Return each line of the data below that contains the string "Gradient".

**SUPPLIED MATERIAL:**
/---
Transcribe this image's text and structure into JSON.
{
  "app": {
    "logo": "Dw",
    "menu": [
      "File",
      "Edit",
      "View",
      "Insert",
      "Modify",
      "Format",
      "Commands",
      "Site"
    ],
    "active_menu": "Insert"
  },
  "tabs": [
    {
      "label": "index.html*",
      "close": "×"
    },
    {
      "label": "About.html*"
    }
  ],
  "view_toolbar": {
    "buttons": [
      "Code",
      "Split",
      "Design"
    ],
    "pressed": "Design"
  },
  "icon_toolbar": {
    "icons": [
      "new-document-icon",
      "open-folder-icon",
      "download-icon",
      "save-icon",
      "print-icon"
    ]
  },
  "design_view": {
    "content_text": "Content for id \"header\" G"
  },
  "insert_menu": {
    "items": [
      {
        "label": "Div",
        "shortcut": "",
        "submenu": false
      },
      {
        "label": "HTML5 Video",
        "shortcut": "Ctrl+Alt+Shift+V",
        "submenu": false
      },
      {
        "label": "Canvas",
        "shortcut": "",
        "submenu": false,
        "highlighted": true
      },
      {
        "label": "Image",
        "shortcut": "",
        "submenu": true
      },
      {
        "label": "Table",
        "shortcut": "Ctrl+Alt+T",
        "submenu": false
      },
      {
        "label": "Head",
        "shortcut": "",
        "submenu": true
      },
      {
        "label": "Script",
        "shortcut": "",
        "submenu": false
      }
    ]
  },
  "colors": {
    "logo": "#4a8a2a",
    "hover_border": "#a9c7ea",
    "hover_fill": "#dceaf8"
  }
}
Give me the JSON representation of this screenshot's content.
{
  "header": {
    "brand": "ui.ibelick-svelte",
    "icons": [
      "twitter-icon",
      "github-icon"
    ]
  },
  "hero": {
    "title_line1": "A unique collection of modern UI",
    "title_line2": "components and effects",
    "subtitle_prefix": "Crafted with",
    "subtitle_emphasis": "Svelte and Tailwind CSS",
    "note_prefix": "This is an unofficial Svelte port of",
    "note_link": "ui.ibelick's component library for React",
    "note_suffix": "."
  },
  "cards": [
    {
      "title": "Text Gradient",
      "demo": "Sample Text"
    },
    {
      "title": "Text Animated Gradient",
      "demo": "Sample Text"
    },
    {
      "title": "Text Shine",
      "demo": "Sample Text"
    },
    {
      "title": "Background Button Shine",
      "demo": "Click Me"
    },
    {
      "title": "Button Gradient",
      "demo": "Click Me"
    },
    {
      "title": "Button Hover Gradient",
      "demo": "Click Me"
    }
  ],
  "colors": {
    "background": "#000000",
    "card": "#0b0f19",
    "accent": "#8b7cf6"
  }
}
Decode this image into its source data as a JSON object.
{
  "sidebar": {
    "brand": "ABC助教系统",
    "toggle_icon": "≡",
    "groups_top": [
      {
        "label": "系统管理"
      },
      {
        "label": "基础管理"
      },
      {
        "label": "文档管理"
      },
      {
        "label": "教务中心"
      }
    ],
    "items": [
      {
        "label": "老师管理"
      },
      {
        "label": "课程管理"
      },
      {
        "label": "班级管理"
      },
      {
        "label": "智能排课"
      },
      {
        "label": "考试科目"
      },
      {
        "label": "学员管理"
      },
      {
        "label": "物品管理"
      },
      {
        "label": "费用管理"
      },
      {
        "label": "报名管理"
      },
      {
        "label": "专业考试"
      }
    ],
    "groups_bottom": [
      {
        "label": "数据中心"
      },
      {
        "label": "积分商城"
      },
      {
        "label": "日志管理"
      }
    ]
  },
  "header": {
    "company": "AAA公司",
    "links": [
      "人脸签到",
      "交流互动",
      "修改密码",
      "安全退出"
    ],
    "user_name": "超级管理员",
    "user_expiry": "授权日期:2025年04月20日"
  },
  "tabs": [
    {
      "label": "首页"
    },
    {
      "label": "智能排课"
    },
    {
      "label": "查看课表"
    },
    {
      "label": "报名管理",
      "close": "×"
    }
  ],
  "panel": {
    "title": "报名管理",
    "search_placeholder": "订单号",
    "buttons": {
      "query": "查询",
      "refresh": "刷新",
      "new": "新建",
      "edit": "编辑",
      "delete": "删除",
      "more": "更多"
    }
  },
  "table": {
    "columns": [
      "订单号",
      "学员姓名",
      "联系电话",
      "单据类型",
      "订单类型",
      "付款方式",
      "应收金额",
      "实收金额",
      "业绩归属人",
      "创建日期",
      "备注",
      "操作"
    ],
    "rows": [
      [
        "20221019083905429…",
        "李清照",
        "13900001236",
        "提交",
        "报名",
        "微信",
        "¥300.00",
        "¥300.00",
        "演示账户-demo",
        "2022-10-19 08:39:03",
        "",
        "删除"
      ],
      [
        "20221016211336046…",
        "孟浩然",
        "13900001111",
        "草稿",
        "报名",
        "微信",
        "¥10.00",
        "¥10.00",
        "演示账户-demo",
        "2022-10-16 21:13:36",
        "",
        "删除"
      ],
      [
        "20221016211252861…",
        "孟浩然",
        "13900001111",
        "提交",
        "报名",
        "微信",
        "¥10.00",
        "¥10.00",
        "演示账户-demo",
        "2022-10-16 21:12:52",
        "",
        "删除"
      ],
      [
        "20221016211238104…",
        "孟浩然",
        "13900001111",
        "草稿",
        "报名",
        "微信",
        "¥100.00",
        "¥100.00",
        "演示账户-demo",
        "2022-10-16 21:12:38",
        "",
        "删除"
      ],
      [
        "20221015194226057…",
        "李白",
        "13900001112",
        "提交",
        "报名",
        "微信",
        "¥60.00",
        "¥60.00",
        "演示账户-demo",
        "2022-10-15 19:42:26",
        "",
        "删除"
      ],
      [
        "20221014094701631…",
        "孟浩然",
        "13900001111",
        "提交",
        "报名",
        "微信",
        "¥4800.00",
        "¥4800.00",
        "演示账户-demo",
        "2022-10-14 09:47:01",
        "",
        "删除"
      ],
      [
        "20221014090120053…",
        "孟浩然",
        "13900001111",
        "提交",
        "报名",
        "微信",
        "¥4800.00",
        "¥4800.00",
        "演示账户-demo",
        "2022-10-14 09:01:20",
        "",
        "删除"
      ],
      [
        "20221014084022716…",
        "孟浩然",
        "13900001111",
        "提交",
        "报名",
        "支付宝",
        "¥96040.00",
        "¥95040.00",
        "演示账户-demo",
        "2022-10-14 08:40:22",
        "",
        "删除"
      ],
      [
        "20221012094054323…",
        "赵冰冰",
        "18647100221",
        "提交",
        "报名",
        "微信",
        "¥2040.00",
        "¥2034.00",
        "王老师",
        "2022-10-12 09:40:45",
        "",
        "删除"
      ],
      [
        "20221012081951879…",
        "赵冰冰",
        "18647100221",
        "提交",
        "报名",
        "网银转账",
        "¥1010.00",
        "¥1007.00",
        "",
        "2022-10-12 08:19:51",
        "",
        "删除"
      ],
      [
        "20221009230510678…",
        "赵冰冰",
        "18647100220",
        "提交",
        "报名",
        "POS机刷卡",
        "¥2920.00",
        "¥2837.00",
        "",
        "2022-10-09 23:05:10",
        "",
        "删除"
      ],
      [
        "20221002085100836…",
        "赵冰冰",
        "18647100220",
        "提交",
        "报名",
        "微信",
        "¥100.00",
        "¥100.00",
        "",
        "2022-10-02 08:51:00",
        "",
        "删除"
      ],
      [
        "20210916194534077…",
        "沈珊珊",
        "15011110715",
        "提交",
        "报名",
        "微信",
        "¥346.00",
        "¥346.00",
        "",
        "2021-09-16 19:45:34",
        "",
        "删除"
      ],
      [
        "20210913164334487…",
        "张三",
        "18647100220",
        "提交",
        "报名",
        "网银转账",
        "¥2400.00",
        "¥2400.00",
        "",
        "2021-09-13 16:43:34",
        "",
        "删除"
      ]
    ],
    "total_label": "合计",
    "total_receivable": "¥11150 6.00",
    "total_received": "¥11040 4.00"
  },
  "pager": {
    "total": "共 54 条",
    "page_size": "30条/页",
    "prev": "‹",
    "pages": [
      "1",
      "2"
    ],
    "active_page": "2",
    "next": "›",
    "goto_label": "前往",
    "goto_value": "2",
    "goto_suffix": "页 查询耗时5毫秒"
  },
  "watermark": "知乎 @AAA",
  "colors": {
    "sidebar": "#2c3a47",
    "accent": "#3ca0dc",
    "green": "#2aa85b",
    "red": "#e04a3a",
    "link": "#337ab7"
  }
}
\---
**SOLUTION FOR THIS EXERCISE:**
      "title": "Text Gradient",
      "title": "Text Animated Gradient",
      "title": "Button Gradient",
      "title": "Button Hover Gradient",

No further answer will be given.